YOUR GOAL: Would you please copy each line of the listing that mentions "sellers"?

#### RECORD EXTRACTS

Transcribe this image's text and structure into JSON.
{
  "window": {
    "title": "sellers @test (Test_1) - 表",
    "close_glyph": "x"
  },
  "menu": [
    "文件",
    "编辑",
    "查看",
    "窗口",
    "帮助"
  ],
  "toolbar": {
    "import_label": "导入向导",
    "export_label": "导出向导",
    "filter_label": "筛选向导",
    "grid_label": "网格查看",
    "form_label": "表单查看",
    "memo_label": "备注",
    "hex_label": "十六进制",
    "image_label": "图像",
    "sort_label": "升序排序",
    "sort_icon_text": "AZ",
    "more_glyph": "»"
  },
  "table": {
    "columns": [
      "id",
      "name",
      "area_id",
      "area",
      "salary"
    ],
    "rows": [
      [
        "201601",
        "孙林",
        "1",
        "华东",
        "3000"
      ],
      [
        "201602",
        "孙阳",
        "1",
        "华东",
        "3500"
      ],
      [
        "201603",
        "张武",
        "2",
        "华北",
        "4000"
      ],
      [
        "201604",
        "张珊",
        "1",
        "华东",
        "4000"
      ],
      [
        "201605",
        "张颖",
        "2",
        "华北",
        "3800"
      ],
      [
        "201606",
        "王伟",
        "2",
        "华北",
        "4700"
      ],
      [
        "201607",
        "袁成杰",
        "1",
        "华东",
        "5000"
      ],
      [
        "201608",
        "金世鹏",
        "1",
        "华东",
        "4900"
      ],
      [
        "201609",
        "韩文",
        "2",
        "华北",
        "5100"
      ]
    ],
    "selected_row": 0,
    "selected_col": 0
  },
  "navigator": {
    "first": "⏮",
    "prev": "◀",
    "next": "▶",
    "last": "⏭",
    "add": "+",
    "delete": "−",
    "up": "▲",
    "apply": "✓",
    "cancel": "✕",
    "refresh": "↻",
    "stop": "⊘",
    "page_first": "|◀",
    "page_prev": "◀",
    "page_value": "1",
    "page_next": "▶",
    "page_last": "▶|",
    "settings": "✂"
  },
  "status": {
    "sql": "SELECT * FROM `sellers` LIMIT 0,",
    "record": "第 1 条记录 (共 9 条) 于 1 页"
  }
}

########

WORKED SOLUTION:
    "title": "sellers @test (Test_1) - 表",
    "sql": "SELECT * FROM `sellers` LIMIT 0,",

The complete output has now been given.